A few cloth remains found in Nepal have shed light on history of ancient textile industry in the sub-continent. A dye analyses was conducted by Ina Vanden Berghe at the Royal Institute for Cultural Heritage. The results of textile and dye analyses of cloth dated 400-650 AD and recovered from Samdzong 5, in Upper Mustang, Nepal were released by Margarita Gleba of the McDonald Institute for Archaeological Research, University of Cambridge.
Identification of degummed silk fibers and munjeet along with Indian lac dyes in the textile finds suggests that imported materials from China and India were used in combination with local produce. According to Gleba, there is no evidence for local silk production suggesting that Samdzong was a part of the long-distance trade network of the Silk Road.
The data reinforce the notion that instead of being isolated and remote, Upper Mustang was once a small, but important node of a much larger network of people and places. These textiles can further our understanding of the local textile materials and techniques, as well as the mechanisms through which various communities developed and adapted new textile technologies to fit local cultural and economical needs.
The cloth remains are of further significance as very few contemporary textile finds are known from Nepal. The dry climate and high altitude of the Samdzong tomb complex, at an elevation of 4000 m, favored the exceptional preservation of the organic materials. One of the cloth recovered is composed of wool to which copper, glass and cloth beads are attached. It was found near a coffin of an adult along with a spectacular gold/silver funerary mask

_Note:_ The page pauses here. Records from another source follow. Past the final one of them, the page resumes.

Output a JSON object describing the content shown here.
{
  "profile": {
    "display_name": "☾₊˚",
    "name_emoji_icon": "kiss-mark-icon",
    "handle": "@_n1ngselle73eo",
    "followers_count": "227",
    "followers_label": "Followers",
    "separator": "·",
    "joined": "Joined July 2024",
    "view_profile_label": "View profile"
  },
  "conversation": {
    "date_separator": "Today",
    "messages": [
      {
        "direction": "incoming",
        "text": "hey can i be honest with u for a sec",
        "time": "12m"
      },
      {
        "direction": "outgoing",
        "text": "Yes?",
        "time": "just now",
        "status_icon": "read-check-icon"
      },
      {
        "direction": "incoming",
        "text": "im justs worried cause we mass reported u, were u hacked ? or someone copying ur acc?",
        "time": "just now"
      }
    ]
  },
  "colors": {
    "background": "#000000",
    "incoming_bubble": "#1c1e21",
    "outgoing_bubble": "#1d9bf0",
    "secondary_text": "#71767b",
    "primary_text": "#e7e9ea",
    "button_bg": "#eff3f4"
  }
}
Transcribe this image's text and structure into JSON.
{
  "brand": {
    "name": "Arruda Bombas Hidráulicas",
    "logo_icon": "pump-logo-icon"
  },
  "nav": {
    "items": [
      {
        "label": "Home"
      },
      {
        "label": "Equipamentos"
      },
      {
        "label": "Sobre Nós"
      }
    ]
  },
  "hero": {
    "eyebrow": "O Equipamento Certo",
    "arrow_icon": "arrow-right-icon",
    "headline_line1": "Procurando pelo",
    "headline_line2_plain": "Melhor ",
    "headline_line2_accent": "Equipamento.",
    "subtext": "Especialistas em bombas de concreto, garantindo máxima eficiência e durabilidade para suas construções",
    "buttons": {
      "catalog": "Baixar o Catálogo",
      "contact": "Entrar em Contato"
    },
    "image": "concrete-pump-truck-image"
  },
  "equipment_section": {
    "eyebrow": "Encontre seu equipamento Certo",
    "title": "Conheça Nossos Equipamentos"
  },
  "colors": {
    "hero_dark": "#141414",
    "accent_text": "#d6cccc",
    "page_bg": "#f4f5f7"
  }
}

Samdzong 5 is one of 10 shaft tombs excavated by Mark Aldenderfer, (University of California Merced and Visiting Scholar of the McDonald Institute). The tombs were only exposed to view in 2009 following a seismic event that calved off the façade of the cliff, having been originally carved out in prehistory from the soft conglomerate rock of a massive cliff face.